Your task » The answer must restate every entry below word for word.

Supplied material »
════════════════════
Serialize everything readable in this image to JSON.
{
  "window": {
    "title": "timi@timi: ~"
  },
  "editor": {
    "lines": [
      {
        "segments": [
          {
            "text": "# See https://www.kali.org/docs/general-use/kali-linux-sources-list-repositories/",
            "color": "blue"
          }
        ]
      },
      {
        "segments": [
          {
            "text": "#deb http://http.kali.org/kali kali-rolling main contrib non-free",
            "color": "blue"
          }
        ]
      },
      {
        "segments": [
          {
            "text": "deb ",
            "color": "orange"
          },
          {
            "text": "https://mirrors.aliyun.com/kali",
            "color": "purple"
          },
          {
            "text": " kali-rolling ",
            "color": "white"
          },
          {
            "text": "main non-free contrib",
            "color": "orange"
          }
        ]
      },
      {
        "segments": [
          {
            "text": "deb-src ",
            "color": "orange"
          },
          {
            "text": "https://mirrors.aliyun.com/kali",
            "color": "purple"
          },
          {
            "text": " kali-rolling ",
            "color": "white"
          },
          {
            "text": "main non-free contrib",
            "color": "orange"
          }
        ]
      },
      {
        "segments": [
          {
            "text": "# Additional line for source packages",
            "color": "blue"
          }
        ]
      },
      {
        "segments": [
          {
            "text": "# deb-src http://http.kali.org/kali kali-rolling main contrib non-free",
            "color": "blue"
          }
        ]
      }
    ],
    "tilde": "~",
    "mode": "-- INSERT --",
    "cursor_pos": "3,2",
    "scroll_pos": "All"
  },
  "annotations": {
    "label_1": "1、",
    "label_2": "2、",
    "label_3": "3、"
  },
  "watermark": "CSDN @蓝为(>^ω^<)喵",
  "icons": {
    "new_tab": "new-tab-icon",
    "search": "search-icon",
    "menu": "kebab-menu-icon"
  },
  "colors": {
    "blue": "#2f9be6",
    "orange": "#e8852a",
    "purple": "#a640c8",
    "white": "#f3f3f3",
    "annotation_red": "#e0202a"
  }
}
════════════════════
Task result »
Serialize everything readable in this image to JSON.
{
  "window": {
    "title": "timi@timi: ~"
  },
  "editor": {
    "lines": [
      {
        "segments": [
          {
            "text": "# See https://www.kali.org/docs/general-use/kali-linux-sources-list-repositories/",
            "color": "blue"
          }
        ]
      },
      {
        "segments": [
          {
            "text": "#deb http://http.kali.org/kali kali-rolling main contrib non-free",
            "color": "blue"
          }
        ]
      },
      {
        "segments": [
          {
            "text": "deb ",
            "color": "orange"
          },
          {
            "text": "https://mirrors.aliyun.com/kali",
            "color": "purple"
          },
          {
            "text": " kali-rolling ",
            "color": "white"
          },
          {
            "text": "main non-free contrib",
            "color": "orange"
          }
        ]
      },
      {
        "segments": [
          {
            "text": "deb-src ",
            "color": "orange"
          },
          {
            "text": "https://mirrors.aliyun.com/kali",
            "color": "purple"
          },
          {
            "text": " kali-rolling ",
            "color": "white"
          },
          {
            "text": "main non-free contrib",
            "color": "orange"
          }
        ]
      },
      {
        "segments": [
          {
            "text": "# Additional line for source packages",
            "color": "blue"
          }
        ]
      },
      {
        "segments": [
          {
            "text": "# deb-src http://http.kali.org/kali kali-rolling main contrib non-free",
            "color": "blue"
          }
        ]
      }
    ],
    "tilde": "~",
    "mode": "-- INSERT --",
    "cursor_pos": "3,2",
    "scroll_pos": "All"
  },
  "annotations": {
    "label_1": "1、",
    "label_2": "2、",
    "label_3": "3、"
  },
  "watermark": "CSDN @蓝为(>^ω^<)喵",
  "icons": {
    "new_tab": "new-tab-icon",
    "search": "search-icon",
    "menu": "kebab-menu-icon"
  },
  "colors": {
    "blue": "#2f9be6",
    "orange": "#e8852a",
    "purple": "#a640c8",
    "white": "#f3f3f3",
    "annotation_red": "#e0202a"
  }
}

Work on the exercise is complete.